The container ship Dali, which caused the collapse of the Francis Scott Key Bridge in Baltimore, was refloated on Monday, 20 May, at approximately 7 am local time. With the assistance of five tugboats and other support vessels, the Dali was towed and pushed 2.5 miles, arriving at a local marine terminal at about 9 am.

After the ship had hit the bridge, bridge sections resting on the bow had been pinning the ship into place. Last week, charges were used to cut the bridge section on top of the Dali into smaller pieces, and remove them. This made it possible to now refloat and move the vessel.

Moving the Dali allows all pre-collapse deep-draught commercial vessels to enter and exit the Port of Baltimore.

‘The Unified Command continues to clear the remaining wreckage from the Fort McHenry Federal Channel,’ says the Unified Command in a joint statement. ‘We’re pleased to see the successful refloating and moving of the M/V Dail today to its new location. We won’t slow down until the channel is fully restored.’

Unified Command released a timelapse video of the refloat operation:

Also read: VIDEO: Charges break up bridge sections on top of Dali

Federal channel opened further

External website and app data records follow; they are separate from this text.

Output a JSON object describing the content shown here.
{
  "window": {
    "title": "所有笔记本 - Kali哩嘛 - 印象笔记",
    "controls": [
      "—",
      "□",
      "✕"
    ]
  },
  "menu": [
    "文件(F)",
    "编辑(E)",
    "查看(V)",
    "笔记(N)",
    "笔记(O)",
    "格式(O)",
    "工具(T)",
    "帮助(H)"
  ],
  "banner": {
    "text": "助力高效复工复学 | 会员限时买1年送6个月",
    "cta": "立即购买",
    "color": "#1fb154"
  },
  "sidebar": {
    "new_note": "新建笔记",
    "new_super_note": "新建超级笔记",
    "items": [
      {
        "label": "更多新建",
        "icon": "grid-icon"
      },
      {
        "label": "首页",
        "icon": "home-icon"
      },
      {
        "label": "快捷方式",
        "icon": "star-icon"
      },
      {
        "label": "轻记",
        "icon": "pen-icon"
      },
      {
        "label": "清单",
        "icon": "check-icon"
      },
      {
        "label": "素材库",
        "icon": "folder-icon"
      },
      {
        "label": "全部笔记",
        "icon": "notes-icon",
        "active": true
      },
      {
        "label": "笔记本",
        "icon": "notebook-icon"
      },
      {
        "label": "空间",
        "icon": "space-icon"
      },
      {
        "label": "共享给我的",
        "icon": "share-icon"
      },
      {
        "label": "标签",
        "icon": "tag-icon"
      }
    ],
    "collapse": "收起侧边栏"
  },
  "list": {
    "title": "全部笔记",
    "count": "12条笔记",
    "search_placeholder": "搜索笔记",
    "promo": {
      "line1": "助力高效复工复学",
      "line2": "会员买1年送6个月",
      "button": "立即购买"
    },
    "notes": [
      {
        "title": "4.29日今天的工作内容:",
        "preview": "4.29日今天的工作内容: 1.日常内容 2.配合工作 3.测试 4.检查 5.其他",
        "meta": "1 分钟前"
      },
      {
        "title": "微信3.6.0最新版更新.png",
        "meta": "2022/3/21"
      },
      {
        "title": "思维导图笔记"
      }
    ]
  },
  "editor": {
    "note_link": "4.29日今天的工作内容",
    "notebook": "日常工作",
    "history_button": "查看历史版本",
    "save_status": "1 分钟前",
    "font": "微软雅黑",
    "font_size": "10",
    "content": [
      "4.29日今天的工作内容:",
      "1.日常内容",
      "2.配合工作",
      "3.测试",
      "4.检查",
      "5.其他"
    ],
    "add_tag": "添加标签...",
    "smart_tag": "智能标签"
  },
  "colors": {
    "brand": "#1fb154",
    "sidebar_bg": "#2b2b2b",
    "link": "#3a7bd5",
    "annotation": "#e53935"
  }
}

The Unified Command anticipates the operational width of the federal channel will soon be almost 122 metres wide to a depth of approximately 15 metres. With the removal of the 48-metre-wide Dali, Unified Command salvage crews, using crane and barge assets already on site, will work to remove any remaining bridge wreckage. This effort will continue until the federal channel is restored to its original width of 213 metres and all steel below the mudline is removed.

The Maryland Transportation Authority will continue to oversee the removal of the remaining steel and concrete outside of the federal channel.

‘This marks the resumption of commercial vessel transits in and out of the Port of Baltimore,’ adds the Unified Command. ‘This truly signifies the next chapter in restoring the waterway commerce in this region, which also serves as the economic engine for thousands of workers and their families who depend on commerce traveling through the Port of Baltimore.’

Also read: What happened in the minutes leading up to the Key Bridge collapse

Scott Key Bridge collapse

On 26 March, the container ship Dali left the Port of Baltimore headed for Colombo. Shortly after departure, the ship lost propulsion and allided with the Scott Key Bridge, which subsequently collapsed. The ship’s crew were reported safe, but eight road workers were working on the bridge when it collapsed. Two were rescued from the water, the other six lost their lives. Their bodies were recovered on different dates, with the last found and recovered on 7 May.

Legal tactics have already been put into play with the owner and manager, Grace Ocean and Synergy Marine respectively, seeking to limit their liability. In response, the City of Baltimore has asked the court to not grant this limitation and claims the vessel left the port in an unseaworthy condition.

The Dali’s crew has remained on board the ship throughout the salvage work.

Photo: The Dali after being refloated (by Unified Command).

Also read: Baltimore claims container ship Dali was unseaworthy before bridge allision